▸ WHAT THE TASK ASKS
Pull every line containing "operate" out of the material below.

▸ AVAILABLE DATA
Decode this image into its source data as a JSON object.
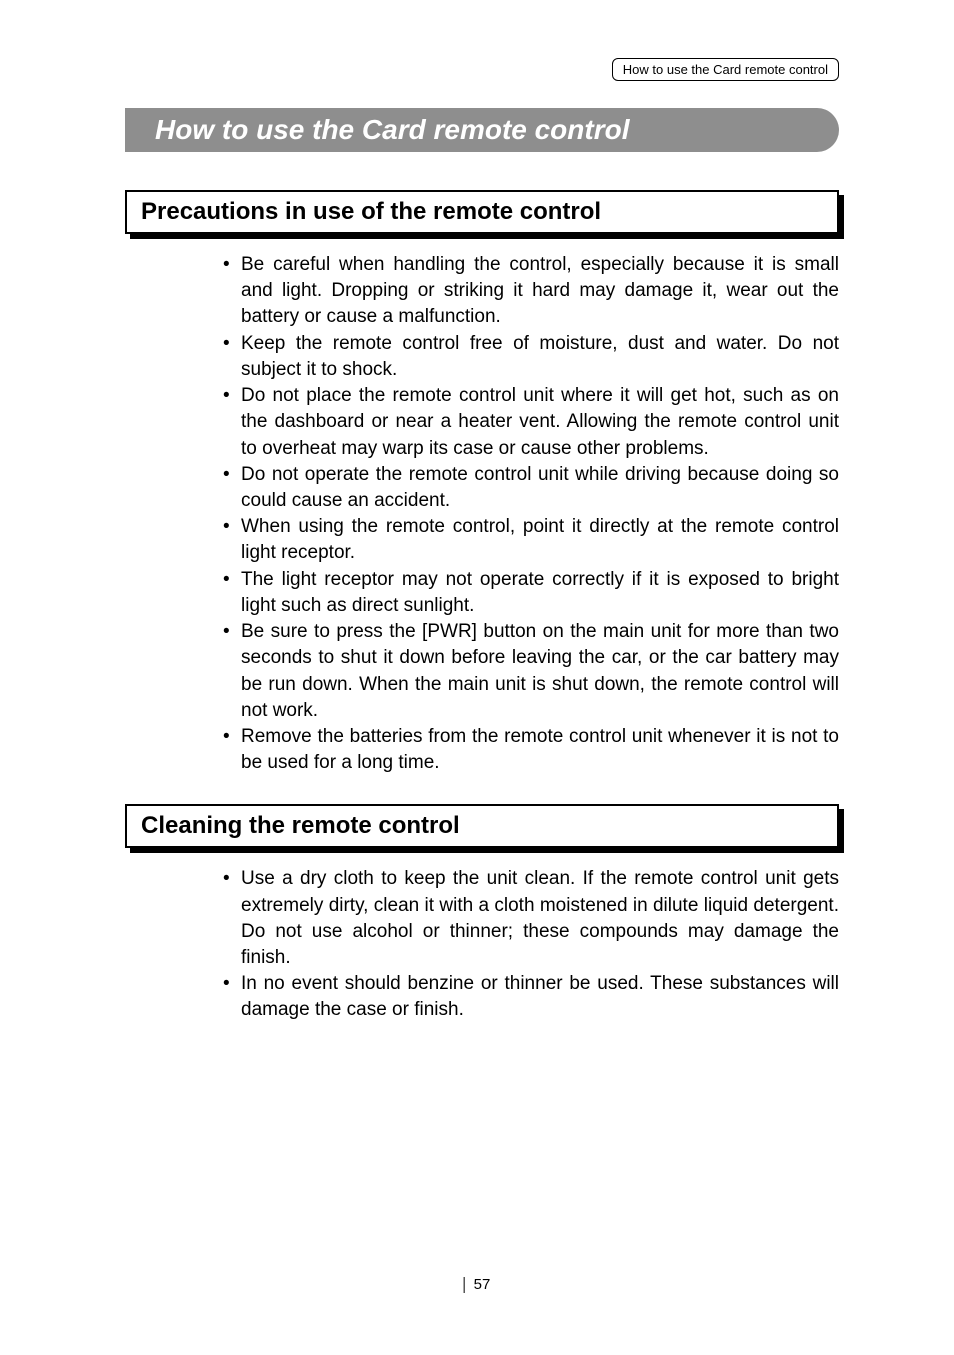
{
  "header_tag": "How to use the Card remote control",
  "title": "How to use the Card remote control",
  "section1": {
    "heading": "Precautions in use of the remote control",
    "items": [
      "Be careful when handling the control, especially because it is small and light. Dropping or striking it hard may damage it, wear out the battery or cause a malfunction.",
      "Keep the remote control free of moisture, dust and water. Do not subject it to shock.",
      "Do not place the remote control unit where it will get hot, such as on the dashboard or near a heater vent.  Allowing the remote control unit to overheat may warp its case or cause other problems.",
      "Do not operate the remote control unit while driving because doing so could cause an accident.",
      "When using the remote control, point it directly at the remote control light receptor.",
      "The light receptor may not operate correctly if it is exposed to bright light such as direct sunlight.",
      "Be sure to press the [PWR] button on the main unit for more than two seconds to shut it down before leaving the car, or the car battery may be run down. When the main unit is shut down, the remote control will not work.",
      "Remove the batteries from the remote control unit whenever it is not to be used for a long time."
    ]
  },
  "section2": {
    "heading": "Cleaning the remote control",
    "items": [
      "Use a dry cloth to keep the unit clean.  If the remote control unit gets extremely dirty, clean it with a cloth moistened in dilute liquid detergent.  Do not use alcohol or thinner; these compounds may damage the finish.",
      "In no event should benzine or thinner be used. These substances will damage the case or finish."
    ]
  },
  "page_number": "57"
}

▸ ANSWER FOR THIS EXERCISE
      "Do not operate the remote control unit while driving because doing so could cause an accident.",
      "The light receptor may not operate correctly if it is exposed to bright light such as direct sunlight.",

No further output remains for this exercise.